Doribax label changed because of increased death risk

March 11, 2014

Because the antibacterial drug Doribax (doripenem) has an increased risk of death and lower clinical cure rates than other drugs for pneumonia, FDA approved a new label for the medication.

Because the antibacterial drug Doribax (doripenem) has an increased risk of death and lower clinical cure rates than other drugs for pneumonia, FDA approved a new label for the medication.

“Based on our analysis of data from a three-year clinical trial that was prematurely stopped in 2011 due to these safety concerns, we have approved changes to the Doribax drug label that describe these risks,  FDA stated in a recent Safety Announcement.

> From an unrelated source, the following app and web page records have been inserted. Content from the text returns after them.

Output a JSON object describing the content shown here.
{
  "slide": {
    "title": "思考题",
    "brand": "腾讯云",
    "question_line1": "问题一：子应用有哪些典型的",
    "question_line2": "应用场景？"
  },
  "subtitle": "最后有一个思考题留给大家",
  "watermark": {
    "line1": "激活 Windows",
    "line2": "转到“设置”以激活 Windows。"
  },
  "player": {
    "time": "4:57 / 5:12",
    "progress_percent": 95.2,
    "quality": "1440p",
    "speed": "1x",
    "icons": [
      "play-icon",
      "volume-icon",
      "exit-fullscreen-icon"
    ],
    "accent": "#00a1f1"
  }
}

FDA has been concerned about Doribax, used to treat patients who develop pneumonia while on ventilators, since 2012 when the clinical trial with Doribax was stopped early because of “significant safety concerns”.

FDA’s new analysis found that Doribax carries an increased risk of death and lower clinical cure rates compared to imipenem and cilastatin for injection (marketed in the United States under the name Primaxin).

 

“Doribax is not approved to treat any type of pneumonia, and the revised label also includes a new warning about this unapproved use,” FDA stated. “Healthcare professionals should consider whether the benefits of Doribax treatment are likely to exceed its potential risks in patients who develop pneumonia while on ventilators.”

In the clinical trial that was stopped early, patients with ventilator-associated bacterial pneumonia received either 7-day Doribax treatment or 10-day treatment with imipenem and cilastatin. In the intent-to-treat population, the 28-day all-cause mortality was higher in the Doribax arm (23.0%; n=31/135) than in the imipenem and cilastatin arm (16.7%; n=22/132). Clinical cure rates were also lower in the Doribax arm, FDA stated.

However, Doribax is still considered safe and effective for its FDA-approved indications. These include treatment of adults with complicated intra-abdominal infections and complicated urinary tract infections, including pyelonephritis kidney infections.

View the revised Doribax drug label at: http://www.accessdata.fda.gov/drugsatfda_docs/label/2014/022106s012lbl.pdf